Material for this exercise section start
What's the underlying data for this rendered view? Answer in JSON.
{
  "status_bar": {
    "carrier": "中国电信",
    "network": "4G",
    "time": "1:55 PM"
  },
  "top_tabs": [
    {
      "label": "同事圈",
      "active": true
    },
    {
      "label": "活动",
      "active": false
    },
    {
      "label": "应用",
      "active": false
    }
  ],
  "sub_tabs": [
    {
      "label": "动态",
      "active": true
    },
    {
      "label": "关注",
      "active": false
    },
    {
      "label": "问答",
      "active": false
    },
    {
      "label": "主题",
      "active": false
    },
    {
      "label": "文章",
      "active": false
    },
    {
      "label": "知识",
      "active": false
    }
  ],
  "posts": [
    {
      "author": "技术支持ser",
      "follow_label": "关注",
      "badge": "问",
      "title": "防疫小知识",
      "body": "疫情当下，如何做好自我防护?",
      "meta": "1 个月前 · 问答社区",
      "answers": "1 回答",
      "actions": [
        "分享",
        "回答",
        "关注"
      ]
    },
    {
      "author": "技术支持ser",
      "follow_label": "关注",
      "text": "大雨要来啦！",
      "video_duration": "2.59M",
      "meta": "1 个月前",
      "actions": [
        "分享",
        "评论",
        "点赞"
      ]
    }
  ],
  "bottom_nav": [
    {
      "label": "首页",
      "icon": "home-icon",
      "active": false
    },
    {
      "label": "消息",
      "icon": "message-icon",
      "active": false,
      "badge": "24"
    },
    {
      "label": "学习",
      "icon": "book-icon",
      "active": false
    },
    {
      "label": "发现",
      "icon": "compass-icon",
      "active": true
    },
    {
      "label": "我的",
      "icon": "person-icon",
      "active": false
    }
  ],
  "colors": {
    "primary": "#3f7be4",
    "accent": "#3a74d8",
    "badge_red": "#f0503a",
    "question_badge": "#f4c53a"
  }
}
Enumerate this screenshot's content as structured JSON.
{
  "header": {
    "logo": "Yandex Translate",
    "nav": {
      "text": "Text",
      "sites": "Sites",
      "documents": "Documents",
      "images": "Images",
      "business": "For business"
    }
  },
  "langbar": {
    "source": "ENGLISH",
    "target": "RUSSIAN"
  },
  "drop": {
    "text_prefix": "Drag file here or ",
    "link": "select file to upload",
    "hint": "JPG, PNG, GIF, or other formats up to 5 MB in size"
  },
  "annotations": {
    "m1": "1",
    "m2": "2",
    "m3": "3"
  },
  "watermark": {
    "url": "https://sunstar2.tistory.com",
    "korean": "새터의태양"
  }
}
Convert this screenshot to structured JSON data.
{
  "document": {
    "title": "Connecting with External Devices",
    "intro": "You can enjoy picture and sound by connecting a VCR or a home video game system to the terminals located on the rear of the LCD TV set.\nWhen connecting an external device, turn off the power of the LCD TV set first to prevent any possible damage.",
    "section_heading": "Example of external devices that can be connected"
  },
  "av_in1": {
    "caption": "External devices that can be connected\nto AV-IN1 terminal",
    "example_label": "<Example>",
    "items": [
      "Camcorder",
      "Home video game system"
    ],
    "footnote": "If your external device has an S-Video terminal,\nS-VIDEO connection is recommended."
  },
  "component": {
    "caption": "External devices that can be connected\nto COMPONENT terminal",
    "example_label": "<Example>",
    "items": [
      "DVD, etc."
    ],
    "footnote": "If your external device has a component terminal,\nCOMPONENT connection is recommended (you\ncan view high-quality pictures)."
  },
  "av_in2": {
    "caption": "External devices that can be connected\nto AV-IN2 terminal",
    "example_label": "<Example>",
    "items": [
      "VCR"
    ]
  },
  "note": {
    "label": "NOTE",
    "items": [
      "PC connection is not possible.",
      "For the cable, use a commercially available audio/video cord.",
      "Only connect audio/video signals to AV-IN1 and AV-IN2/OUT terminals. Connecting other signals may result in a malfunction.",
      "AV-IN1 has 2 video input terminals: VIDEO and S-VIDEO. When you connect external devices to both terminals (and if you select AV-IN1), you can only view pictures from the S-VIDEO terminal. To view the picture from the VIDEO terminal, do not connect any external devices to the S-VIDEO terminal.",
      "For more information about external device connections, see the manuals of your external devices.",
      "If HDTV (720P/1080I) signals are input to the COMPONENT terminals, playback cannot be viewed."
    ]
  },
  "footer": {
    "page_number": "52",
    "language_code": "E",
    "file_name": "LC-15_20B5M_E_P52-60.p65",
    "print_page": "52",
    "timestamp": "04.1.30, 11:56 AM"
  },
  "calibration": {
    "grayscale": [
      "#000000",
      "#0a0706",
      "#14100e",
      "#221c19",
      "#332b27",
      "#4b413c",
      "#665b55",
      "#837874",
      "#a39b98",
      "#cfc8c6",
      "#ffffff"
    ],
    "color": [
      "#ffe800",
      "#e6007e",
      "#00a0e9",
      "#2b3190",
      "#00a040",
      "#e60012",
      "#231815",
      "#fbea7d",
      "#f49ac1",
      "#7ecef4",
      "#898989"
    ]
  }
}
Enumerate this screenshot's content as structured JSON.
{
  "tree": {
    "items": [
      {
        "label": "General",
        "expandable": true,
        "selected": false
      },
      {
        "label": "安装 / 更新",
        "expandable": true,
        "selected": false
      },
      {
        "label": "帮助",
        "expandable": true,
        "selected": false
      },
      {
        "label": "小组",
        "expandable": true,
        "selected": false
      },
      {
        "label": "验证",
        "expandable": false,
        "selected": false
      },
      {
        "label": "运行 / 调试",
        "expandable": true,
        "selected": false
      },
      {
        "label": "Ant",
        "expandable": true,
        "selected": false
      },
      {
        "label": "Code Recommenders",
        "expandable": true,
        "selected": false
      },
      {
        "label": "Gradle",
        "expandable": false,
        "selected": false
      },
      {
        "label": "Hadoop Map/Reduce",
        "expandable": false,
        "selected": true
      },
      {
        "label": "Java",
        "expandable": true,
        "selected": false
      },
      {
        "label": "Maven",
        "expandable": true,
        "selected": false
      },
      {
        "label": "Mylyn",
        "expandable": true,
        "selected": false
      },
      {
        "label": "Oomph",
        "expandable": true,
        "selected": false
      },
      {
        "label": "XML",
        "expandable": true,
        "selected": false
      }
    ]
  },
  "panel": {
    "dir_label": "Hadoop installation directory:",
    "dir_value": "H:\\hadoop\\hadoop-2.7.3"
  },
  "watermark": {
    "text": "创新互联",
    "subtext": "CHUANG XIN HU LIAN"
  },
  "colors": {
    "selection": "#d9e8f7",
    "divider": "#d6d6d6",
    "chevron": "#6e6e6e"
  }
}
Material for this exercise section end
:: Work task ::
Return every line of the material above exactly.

:: Response to this exercise ::
What's the underlying data for this rendered view? Answer in JSON.
{
  "status_bar": {
    "carrier": "中国电信",
    "network": "4G",
    "time": "1:55 PM"
  },
  "top_tabs": [
    {
      "label": "同事圈",
      "active": true
    },
    {
      "label": "活动",
      "active": false
    },
    {
      "label": "应用",
      "active": false
    }
  ],
  "sub_tabs": [
    {
      "label": "动态",
      "active": true
    },
    {
      "label": "关注",
      "active": false
    },
    {
      "label": "问答",
      "active": false
    },
    {
      "label": "主题",
      "active": false
    },
    {
      "label": "文章",
      "active": false
    },
    {
      "label": "知识",
      "active": false
    }
  ],
  "posts": [
    {
      "author": "技术支持ser",
      "follow_label": "关注",
      "badge": "问",
      "title": "防疫小知识",
      "body": "疫情当下，如何做好自我防护?",
      "meta": "1 个月前 · 问答社区",
      "answers": "1 回答",
      "actions": [
        "分享",
        "回答",
        "关注"
      ]
    },
    {
      "author": "技术支持ser",
      "follow_label": "关注",
      "text": "大雨要来啦！",
      "video_duration": "2.59M",
      "meta": "1 个月前",
      "actions": [
        "分享",
        "评论",
        "点赞"
      ]
    }
  ],
  "bottom_nav": [
    {
      "label": "首页",
      "icon": "home-icon",
      "active": false
    },
    {
      "label": "消息",
      "icon": "message-icon",
      "active": false,
      "badge": "24"
    },
    {
      "label": "学习",
      "icon": "book-icon",
      "active": false
    },
    {
      "label": "发现",
      "icon": "compass-icon",
      "active": true
    },
    {
      "label": "我的",
      "icon": "person-icon",
      "active": false
    }
  ],
  "colors": {
    "primary": "#3f7be4",
    "accent": "#3a74d8",
    "badge_red": "#f0503a",
    "question_badge": "#f4c53a"
  }
}
Enumerate this screenshot's content as structured JSON.
{
  "header": {
    "logo": "Yandex Translate",
    "nav": {
      "text": "Text",
      "sites": "Sites",
      "documents": "Documents",
      "images": "Images",
      "business": "For business"
    }
  },
  "langbar": {
    "source": "ENGLISH",
    "target": "RUSSIAN"
  },
  "drop": {
    "text_prefix": "Drag file here or ",
    "link": "select file to upload",
    "hint": "JPG, PNG, GIF, or other formats up to 5 MB in size"
  },
  "annotations": {
    "m1": "1",
    "m2": "2",
    "m3": "3"
  },
  "watermark": {
    "url": "https://sunstar2.tistory.com",
    "korean": "새터의태양"
  }
}
Convert this screenshot to structured JSON data.
{
  "document": {
    "title": "Connecting with External Devices",
    "intro": "You can enjoy picture and sound by connecting a VCR or a home video game system to the terminals located on the rear of the LCD TV set.\nWhen connecting an external device, turn off the power of the LCD TV set first to prevent any possible damage.",
    "section_heading": "Example of external devices that can be connected"
  },
  "av_in1": {
    "caption": "External devices that can be connected\nto AV-IN1 terminal",
    "example_label": "<Example>",
    "items": [
      "Camcorder",
      "Home video game system"
    ],
    "footnote": "If your external device has an S-Video terminal,\nS-VIDEO connection is recommended."
  },
  "component": {
    "caption": "External devices that can be connected\nto COMPONENT terminal",
    "example_label": "<Example>",
    "items": [
      "DVD, etc."
    ],
    "footnote": "If your external device has a component terminal,\nCOMPONENT connection is recommended (you\ncan view high-quality pictures)."
  },
  "av_in2": {
    "caption": "External devices that can be connected\nto AV-IN2 terminal",
    "example_label": "<Example>",
    "items": [
      "VCR"
    ]
  },
  "note": {
    "label": "NOTE",
    "items": [
      "PC connection is not possible.",
      "For the cable, use a commercially available audio/video cord.",
      "Only connect audio/video signals to AV-IN1 and AV-IN2/OUT terminals. Connecting other signals may result in a malfunction.",
      "AV-IN1 has 2 video input terminals: VIDEO and S-VIDEO. When you connect external devices to both terminals (and if you select AV-IN1), you can only view pictures from the S-VIDEO terminal. To view the picture from the VIDEO terminal, do not connect any external devices to the S-VIDEO terminal.",
      "For more information about external device connections, see the manuals of your external devices.",
      "If HDTV (720P/1080I) signals are input to the COMPONENT terminals, playback cannot be viewed."
    ]
  },
  "footer": {
    "page_number": "52",
    "language_code": "E",
    "file_name": "LC-15_20B5M_E_P52-60.p65",
    "print_page": "52",
    "timestamp": "04.1.30, 11:56 AM"
  },
  "calibration": {
    "grayscale": [
      "#000000",
      "#0a0706",
      "#14100e",
      "#221c19",
      "#332b27",
      "#4b413c",
      "#665b55",
      "#837874",
      "#a39b98",
      "#cfc8c6",
      "#ffffff"
    ],
    "color": [
      "#ffe800",
      "#e6007e",
      "#00a0e9",
      "#2b3190",
      "#00a040",
      "#e60012",
      "#231815",
      "#fbea7d",
      "#f49ac1",
      "#7ecef4",
      "#898989"
    ]
  }
}
Enumerate this screenshot's content as structured JSON.
{
  "tree": {
    "items": [
      {
        "label": "General",
        "expandable": true,
        "selected": false
      },
      {
        "label": "安装 / 更新",
        "expandable": true,
        "selected": false
      },
      {
        "label": "帮助",
        "expandable": true,
        "selected": false
      },
      {
        "label": "小组",
        "expandable": true,
        "selected": false
      },
      {
        "label": "验证",
        "expandable": false,
        "selected": false
      },
      {
        "label": "运行 / 调试",
        "expandable": true,
        "selected": false
      },
      {
        "label": "Ant",
        "expandable": true,
        "selected": false
      },
      {
        "label": "Code Recommenders",
        "expandable": true,
        "selected": false
      },
      {
        "label": "Gradle",
        "expandable": false,
        "selected": false
      },
      {
        "label": "Hadoop Map/Reduce",
        "expandable": false,
        "selected": true
      },
      {
        "label": "Java",
        "expandable": true,
        "selected": false
      },
      {
        "label": "Maven",
        "expandable": true,
        "selected": false
      },
      {
        "label": "Mylyn",
        "expandable": true,
        "selected": false
      },
      {
        "label": "Oomph",
        "expandable": true,
        "selected": false
      },
      {
        "label": "XML",
        "expandable": true,
        "selected": false
      }
    ]
  },
  "panel": {
    "dir_label": "Hadoop installation directory:",
    "dir_value": "H:\\hadoop\\hadoop-2.7.3"
  },
  "watermark": {
    "text": "创新互联",
    "subtext": "CHUANG XIN HU LIAN"
  },
  "colors": {
    "selection": "#d9e8f7",
    "divider": "#d6d6d6",
    "chevron": "#6e6e6e"
  }
}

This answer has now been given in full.